12

Since not all the accruals under the contract had yet been paid by the government, such unpaid amounts were credited against the total payment due. The balance of $26,097.30 was paid by The Lodge & Shipley Company pursuant to a so-called supplemental agreement negotiated between the government and The Lodge & Shipley Company. As stated above, in effect The Lodge & Shipley Company has paid to the United States the sum of $80,147.23, which was the amount of the reduction in the contract price.

13

We point out that if an accrual basis taxpayer has properly accrued its income for a past year, then on the annual basis of accounting (see Burnet v. Sanford & Brooks Co., 282 U.S. 359, 51 S.Ct. 150, 75 L.Ed. 383 (1931); American Automobile Ass'n v. United States, 367 U.S. 687, at 702, 81 S.Ct. 1727, 6 L.Ed. 2d 1109 (1961)), it is purely a matter of grace whether the United States should allow a refund based upon what occurs in a later year. If there had been no merger here, and if Columbia had reported and paid excess profits taxes for the years 1951, 1952, and 1953, the amount which the Board of Contract Appeals decreed The Lodge & Shipley Company should pay the United States would have reduced the excess profits tax paid for those years correspondingly, and Columbia would have received a refund, pursuant to § 3806 of the Revenue Act of 1939.

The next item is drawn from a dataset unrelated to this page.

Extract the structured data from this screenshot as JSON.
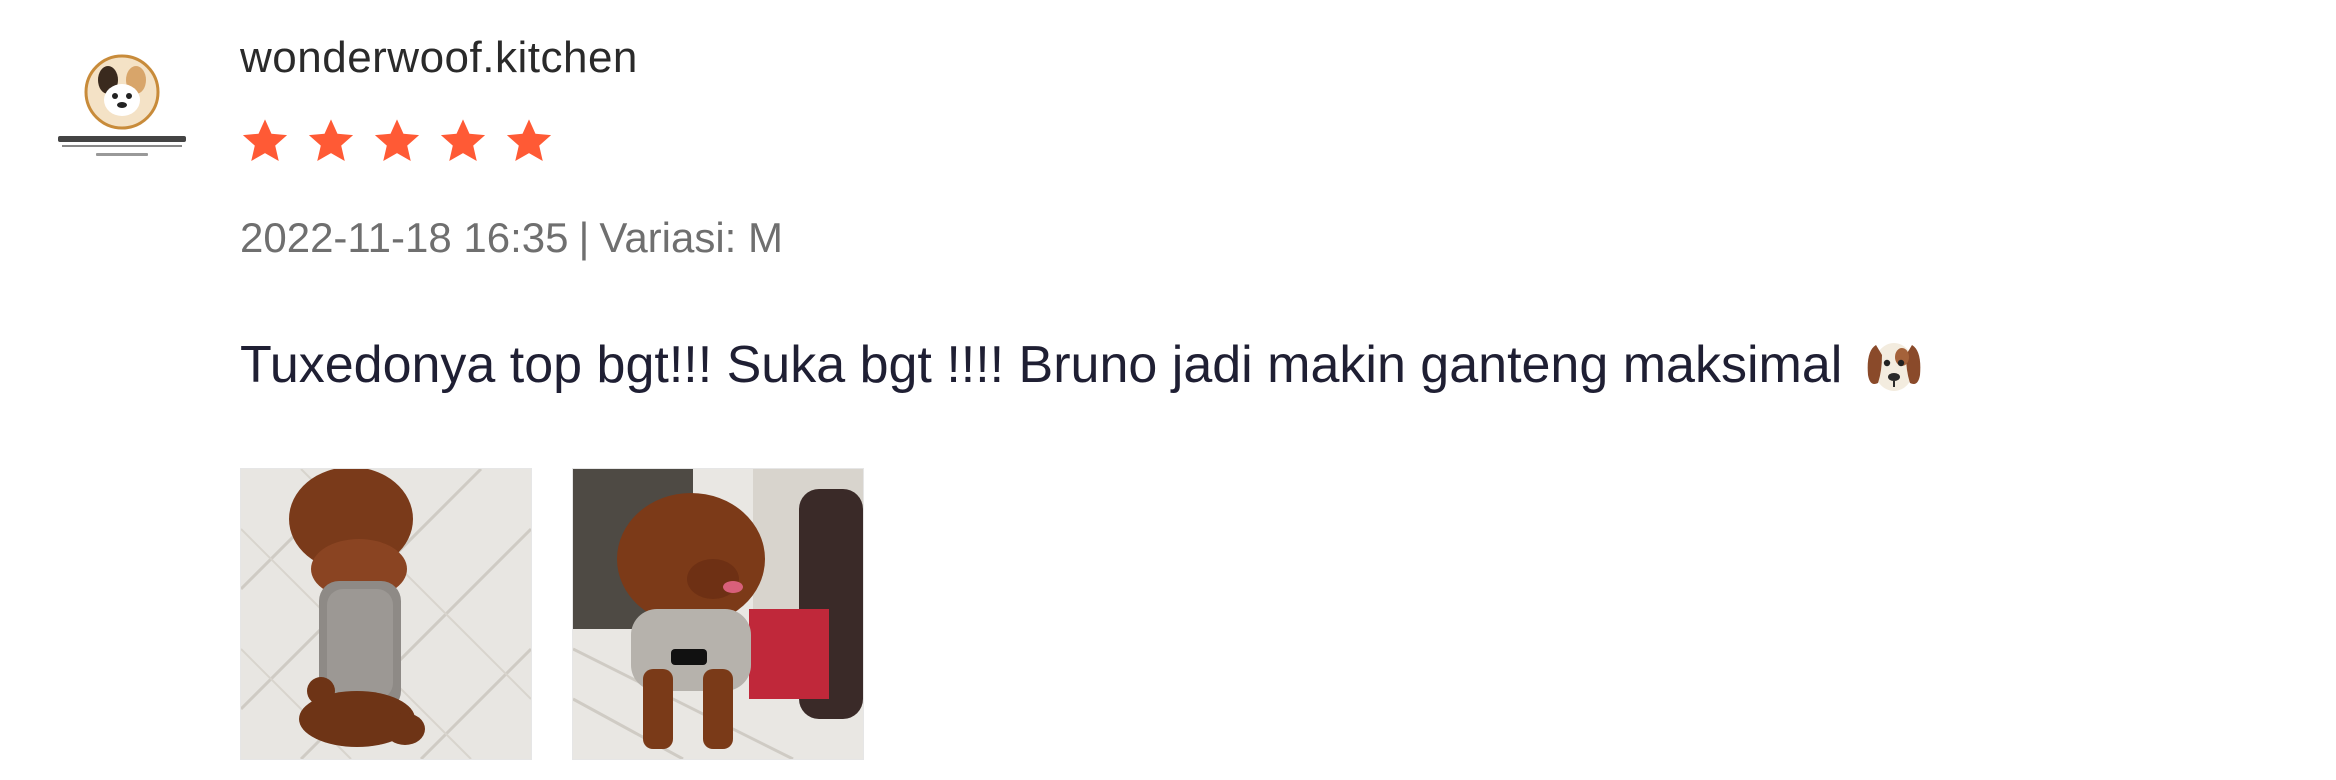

14

Unfortunately for this taxpayer, that is not what happened in the present case. As an accrual basis taxpayer, The Lodge & Shipley Company deducted $80,147.23 from its reportable income for the year 1954. This deduction was disallowed by the Commissioner, and taxpayer was assessed an additional tax of $41,676.56.

15

It seems clear that under the applicable statute such action by the Commissioner was correct. The judgment in No. 14,430 must be reversed. Section 381 (c) (16) of the Internal Revenue Code of 1954 specifically conditions the right of refund to a transferee corporation to the situation where the transferor corporation would likewise have been entitled to it. But Columbia would not have been entitled to a deduction in 1954, or in any other year. Section 1481(d) of the Internal Revenue Code of 1954, 26 U.S.C.A. § 1481(d) deals with the mitigation of the tax effects of renegotiation of government contracts, and provides that, when a renegotiation relates to profits in taxable years subject to the 1939 Code, "the adjustments in respect of such renegotiation shall be made under section 3806 of such code." Section 3806 of the 1939 Code must be relied upon in the instant case to determine the tax effects of the renegotiation. This section would not have allowed Columbia to take a deduction; therefore, The Lodge & Shipley Company, the surviving corporation in the merger, is also not entitled to take a deduction. Under § 3806, the adjustment which is authorized is to be made, not by means of deduction in the year a refund is required, but rather by means of a retroactive computation of income, and a summary procedure is established whereby an offsetting tax is used to mitigate the effects of the renegotiation. To hold that Columbia could have taken a deduction in 1954 would be contrary to the specific prohibition in § 3806(a) (3).

16

Nor is the foregoing altered by the fact that the government negotiated the "Tripartite Agreement" with The Lodge & Shipley Company. The taxpayer is trying to transform the tax credit permitted by § 3806 into a deduction. Because Columbia sustained and reported net losses for the years 1951, 1952, and 1953, and paid no taxes on the contract accruals for those years, under the clear language of § 3806 it would not have been entitled to any tax credit upon the repayment of the excessive profits. Accordingly, The Lodge & Shipley Company, as the successor to Columbia, also is not entitled to any tax credit under that section, and the judgment in case No. 14,431 must be affirmed.

17

A judgment will be entered reversing the decision in No. 14,430 and remanding the case to the District Court for further proceedings not inconsistent with this opinion. A judgment will be entered affirming the decision of the District Court in No. 14,431.

Notes:

*

Judge MARTIN took no part in the decision of these cases